• **Supplied material**:
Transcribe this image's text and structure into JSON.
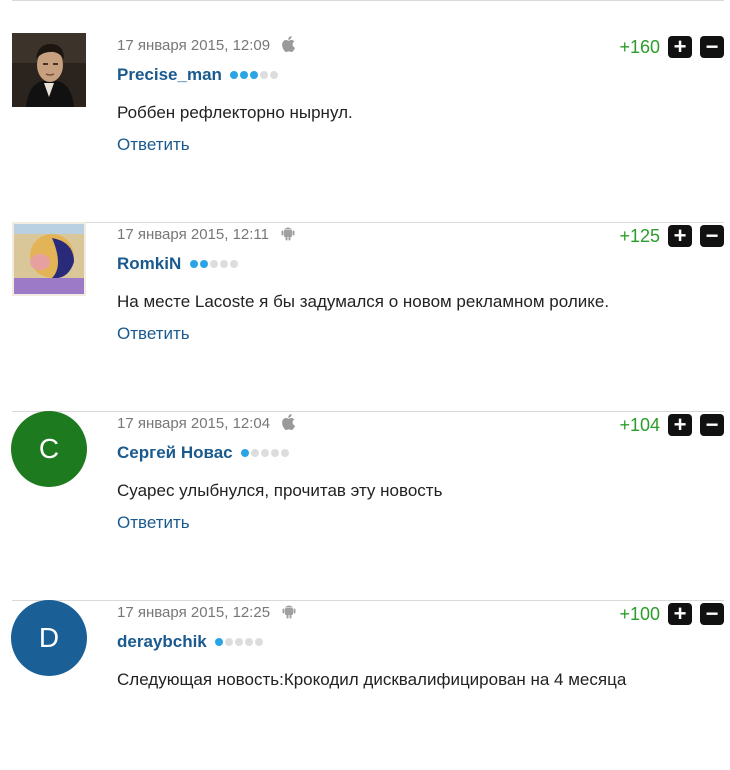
{
  "comments": [
    {
      "date": "17 января 2015, 12:09",
      "device": "apple-icon",
      "username": "Precise_man",
      "rating_dots": 3,
      "text": "Роббен рефлекторно нырнул.",
      "reply": "Ответить",
      "score": "+160",
      "avatar_type": "photo-man"
    },
    {
      "date": "17 января 2015, 12:11",
      "device": "android-icon",
      "username": "RomkiN",
      "rating_dots": 2,
      "text": "На месте Lacoste я бы задумался о новом рекламном ролике.",
      "reply": "Ответить",
      "score": "+125",
      "avatar_type": "image"
    },
    {
      "date": "17 января 2015, 12:04",
      "device": "apple-icon",
      "username": "Сергей Новас",
      "rating_dots": 1,
      "text": "Суарес улыбнулся, прочитав эту новость",
      "reply": "Ответить",
      "score": "+104",
      "avatar_letter": "C",
      "avatar_color": "#1e7a1e"
    },
    {
      "date": "17 января 2015, 12:25",
      "device": "android-icon",
      "username": "deraybchik",
      "rating_dots": 1,
      "text": "Следующая новость:Крокодил дисквалифицирован на 4 месяца",
      "score": "+100",
      "avatar_letter": "D",
      "avatar_color": "#1a5f96"
    }
  ],
  "vote_plus": "+",
  "vote_minus": "−"
}
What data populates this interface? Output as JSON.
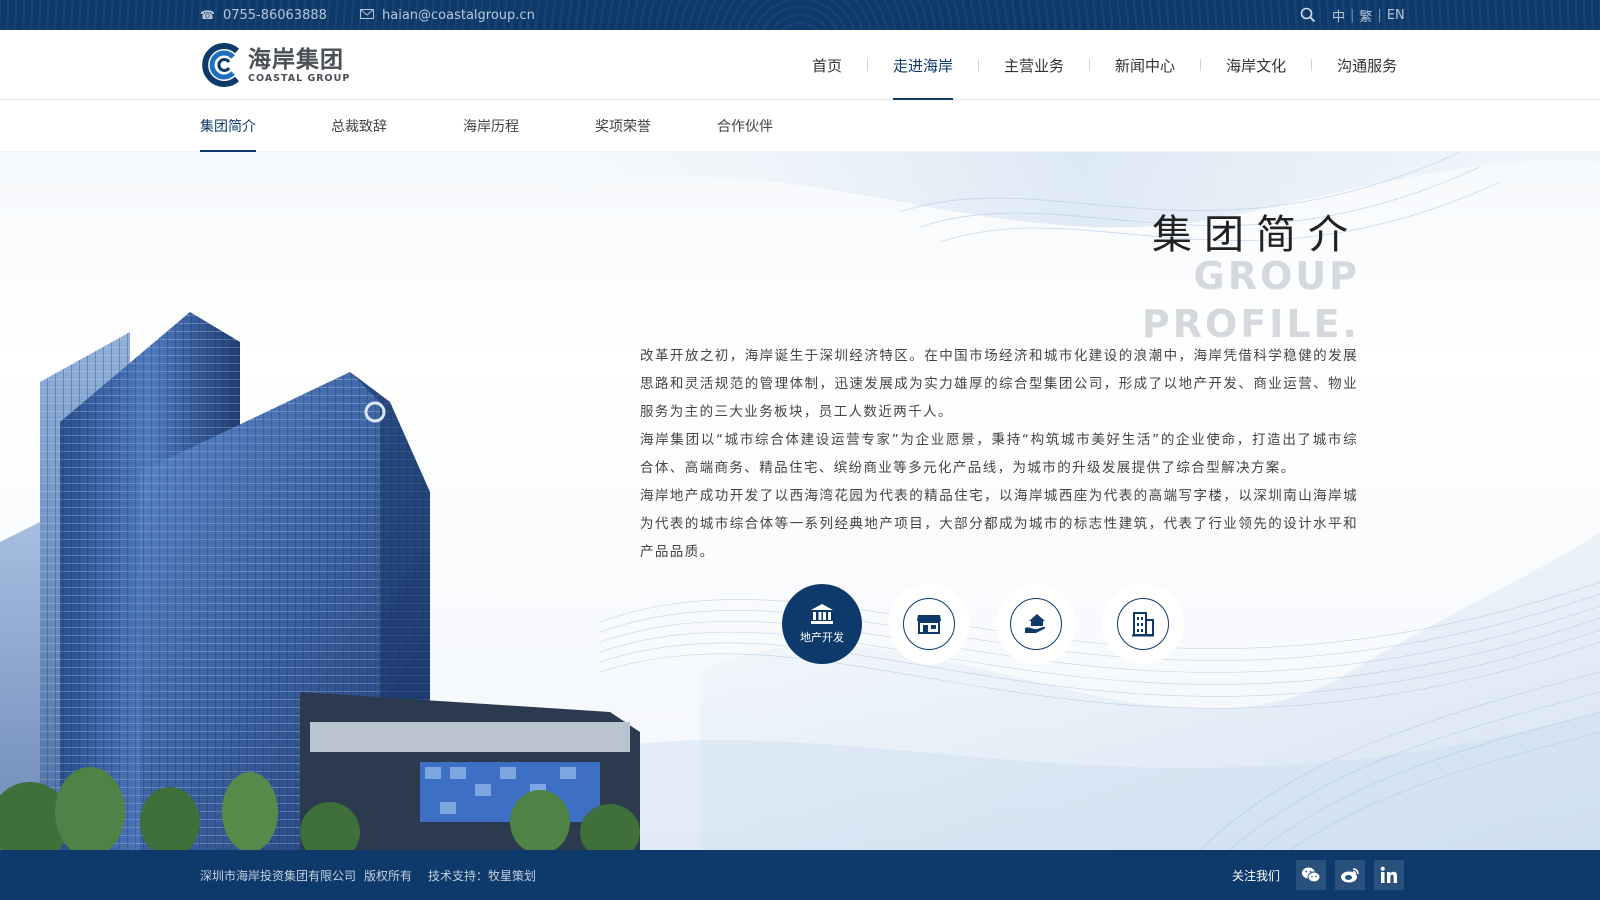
{
  "topbar": {
    "phone": "0755-86063888",
    "email": "haian@coastalgroup.cn",
    "languages": [
      "中",
      "繁",
      "EN"
    ]
  },
  "logo": {
    "cn": "海岸集团",
    "en": "COASTAL GROUP"
  },
  "nav": {
    "items": [
      "首页",
      "走进海岸",
      "主营业务",
      "新闻中心",
      "海岸文化",
      "沟通服务"
    ],
    "active": "走进海岸"
  },
  "subnav": {
    "items": [
      "集团简介",
      "总裁致辞",
      "海岸历程",
      "奖项荣誉",
      "合作伙伴"
    ],
    "active": "集团简介"
  },
  "section": {
    "title_cn": "集团简介",
    "title_en_line1": "GROUP",
    "title_en_line2": "PROFILE.",
    "paragraphs": [
      "改革开放之初，海岸诞生于深圳经济特区。在中国市场经济和城市化建设的浪潮中，海岸凭借科学稳健的发展思路和灵活规范的管理体制，迅速发展成为实力雄厚的综合型集团公司，形成了以地产开发、商业运营、物业服务为主的三大业务板块，员工人数近两千人。",
      "海岸集团以“城市综合体建设运营专家”为企业愿景，秉持“构筑城市美好生活”的企业使命，打造出了城市综合体、高端商务、精品住宅、缤纷商业等多元化产品线，为城市的升级发展提供了综合型解决方案。",
      "海岸地产成功开发了以西海湾花园为代表的精品住宅，以海岸城西座为代表的高端写字楼，以深圳南山海岸城为代表的城市综合体等一系列经典地产项目，大部分都成为城市的标志性建筑，代表了行业领先的设计水平和产品品质。"
    ],
    "business_icons": [
      {
        "icon": "bank-icon",
        "label": "地产开发",
        "active": true
      },
      {
        "icon": "store-icon",
        "label": "",
        "active": false
      },
      {
        "icon": "hand-house-icon",
        "label": "",
        "active": false
      },
      {
        "icon": "office-building-icon",
        "label": "",
        "active": false
      }
    ]
  },
  "footer": {
    "company": "深圳市海岸投资集团有限公司",
    "rights": "版权所有",
    "support": "技术支持：牧星策划",
    "follow": "关注我们"
  },
  "colors": {
    "primary": "#0d3a6a",
    "accent": "#2b6cb0"
  }
}
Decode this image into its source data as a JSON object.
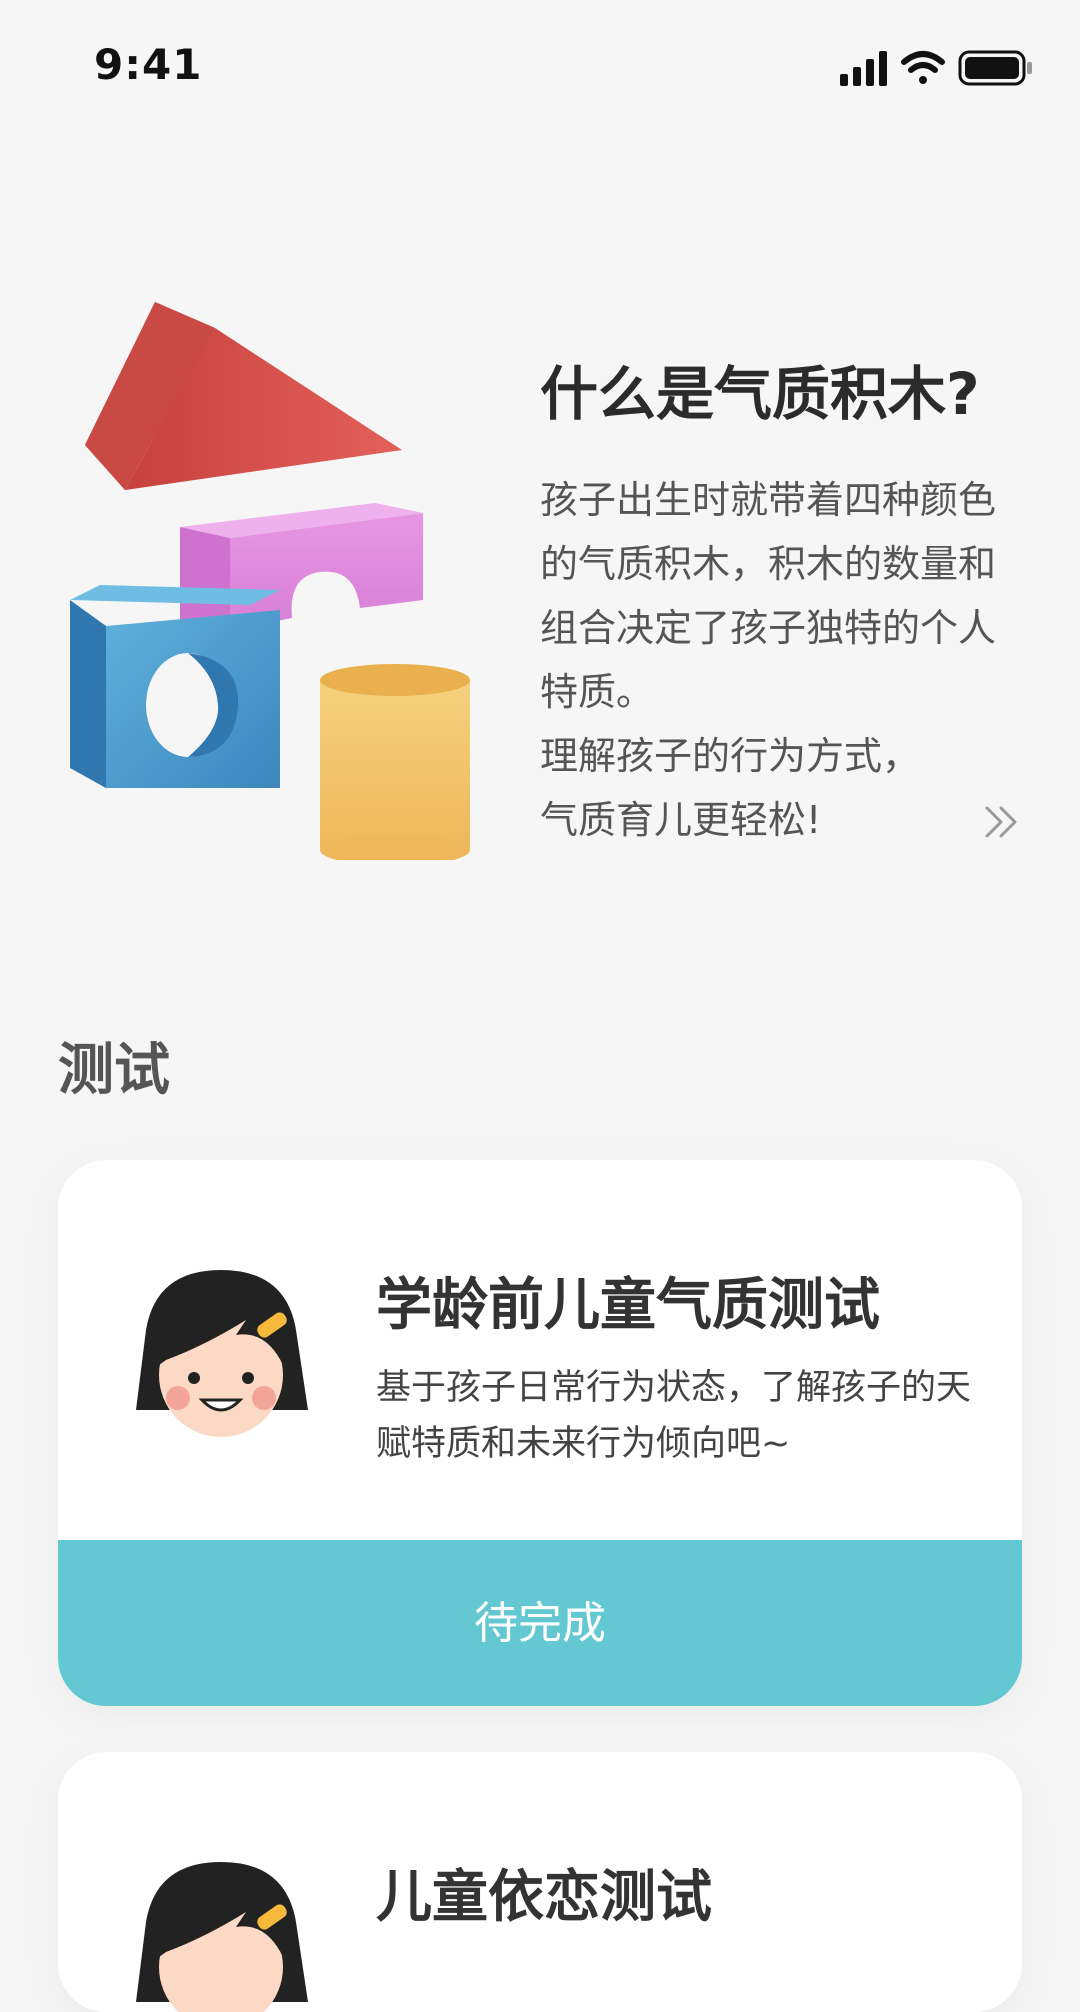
{
  "status_bar": {
    "time": "9:41"
  },
  "intro": {
    "title": "什么是气质积木?",
    "description_lines": [
      "孩子出生时就带着四种颜色",
      "的气质积木，积木的数量和",
      "组合决定了孩子独特的个人",
      "特质。",
      "理解孩子的行为方式，",
      "气质育儿更轻松!"
    ],
    "more_icon": "double-chevron-right-icon"
  },
  "tests_section": {
    "title": "测试",
    "cards": [
      {
        "title": "学龄前儿童气质测试",
        "description": "基于孩子日常行为状态，了解孩子的天赋特质和未来行为倾向吧~",
        "action_label": "待完成",
        "avatar_icon": "girl-avatar-icon"
      },
      {
        "title": "儿童依恋测试",
        "avatar_icon": "girl-avatar-icon"
      }
    ]
  },
  "colors": {
    "background": "#f6f6f6",
    "accent": "#63c8d1",
    "block_red": "#dd5550",
    "block_pink": "#e08ade",
    "block_blue": "#4a98cc",
    "block_yellow": "#f0c266"
  }
}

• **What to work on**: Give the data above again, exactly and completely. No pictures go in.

• **Result**:
Transcribe this image's text and structure into JSON.
{
  "comments": [
    {
      "date": "17 января 2015, 12:09",
      "device": "apple-icon",
      "username": "Precise_man",
      "rating_dots": 3,
      "text": "Роббен рефлекторно нырнул.",
      "reply": "Ответить",
      "score": "+160",
      "avatar_type": "photo-man"
    },
    {
      "date": "17 января 2015, 12:11",
      "device": "android-icon",
      "username": "RomkiN",
      "rating_dots": 2,
      "text": "На месте Lacoste я бы задумался о новом рекламном ролике.",
      "reply": "Ответить",
      "score": "+125",
      "avatar_type": "image"
    },
    {
      "date": "17 января 2015, 12:04",
      "device": "apple-icon",
      "username": "Сергей Новас",
      "rating_dots": 1,
      "text": "Суарес улыбнулся, прочитав эту новость",
      "reply": "Ответить",
      "score": "+104",
      "avatar_letter": "C",
      "avatar_color": "#1e7a1e"
    },
    {
      "date": "17 января 2015, 12:25",
      "device": "android-icon",
      "username": "deraybchik",
      "rating_dots": 1,
      "text": "Следующая новость:Крокодил дисквалифицирован на 4 месяца",
      "score": "+100",
      "avatar_letter": "D",
      "avatar_color": "#1a5f96"
    }
  ],
  "vote_plus": "+",
  "vote_minus": "−"
}
What data populates this interface? Output as JSON.
{
  "topbar": {
    "phone": "0755-86063888",
    "email": "haian@coastalgroup.cn",
    "languages": [
      "中",
      "繁",
      "EN"
    ]
  },
  "logo": {
    "cn": "海岸集团",
    "en": "COASTAL GROUP"
  },
  "nav": {
    "items": [
      "首页",
      "走进海岸",
      "主营业务",
      "新闻中心",
      "海岸文化",
      "沟通服务"
    ],
    "active": "走进海岸"
  },
  "subnav": {
    "items": [
      "集团简介",
      "总裁致辞",
      "海岸历程",
      "奖项荣誉",
      "合作伙伴"
    ],
    "active": "集团简介"
  },
  "section": {
    "title_cn": "集团简介",
    "title_en_line1": "GROUP",
    "title_en_line2": "PROFILE.",
    "paragraphs": [
      "改革开放之初，海岸诞生于深圳经济特区。在中国市场经济和城市化建设的浪潮中，海岸凭借科学稳健的发展思路和灵活规范的管理体制，迅速发展成为实力雄厚的综合型集团公司，形成了以地产开发、商业运营、物业服务为主的三大业务板块，员工人数近两千人。",
      "海岸集团以“城市综合体建设运营专家”为企业愿景，秉持“构筑城市美好生活”的企业使命，打造出了城市综合体、高端商务、精品住宅、缤纷商业等多元化产品线，为城市的升级发展提供了综合型解决方案。",
      "海岸地产成功开发了以西海湾花园为代表的精品住宅，以海岸城西座为代表的高端写字楼，以深圳南山海岸城为代表的城市综合体等一系列经典地产项目，大部分都成为城市的标志性建筑，代表了行业领先的设计水平和产品品质。"
    ],
    "business_icons": [
      {
        "icon": "bank-icon",
        "label": "地产开发",
        "active": true
      },
      {
        "icon": "store-icon",
        "label": "",
        "active": false
      },
      {
        "icon": "hand-house-icon",
        "label": "",
        "active": false
      },
      {
        "icon": "office-building-icon",
        "label": "",
        "active": false
      }
    ]
  },
  "footer": {
    "company": "深圳市海岸投资集团有限公司",
    "rights": "版权所有",
    "support": "技术支持：牧星策划",
    "follow": "关注我们"
  },
  "colors": {
    "primary": "#0d3a6a",
    "accent": "#2b6cb0"
  }
}
Decode this image into its source data as a JSON object.
{
  "status_bar": {
    "time": "9:41"
  },
  "intro": {
    "title": "什么是气质积木?",
    "description_lines": [
      "孩子出生时就带着四种颜色",
      "的气质积木，积木的数量和",
      "组合决定了孩子独特的个人",
      "特质。",
      "理解孩子的行为方式，",
      "气质育儿更轻松!"
    ],
    "more_icon": "double-chevron-right-icon"
  },
  "tests_section": {
    "title": "测试",
    "cards": [
      {
        "title": "学龄前儿童气质测试",
        "description": "基于孩子日常行为状态，了解孩子的天赋特质和未来行为倾向吧~",
        "action_label": "待完成",
        "avatar_icon": "girl-avatar-icon"
      },
      {
        "title": "儿童依恋测试",
        "avatar_icon": "girl-avatar-icon"
      }
    ]
  },
  "colors": {
    "background": "#f6f6f6",
    "accent": "#63c8d1",
    "block_red": "#dd5550",
    "block_pink": "#e08ade",
    "block_blue": "#4a98cc",
    "block_yellow": "#f0c266"
  }
}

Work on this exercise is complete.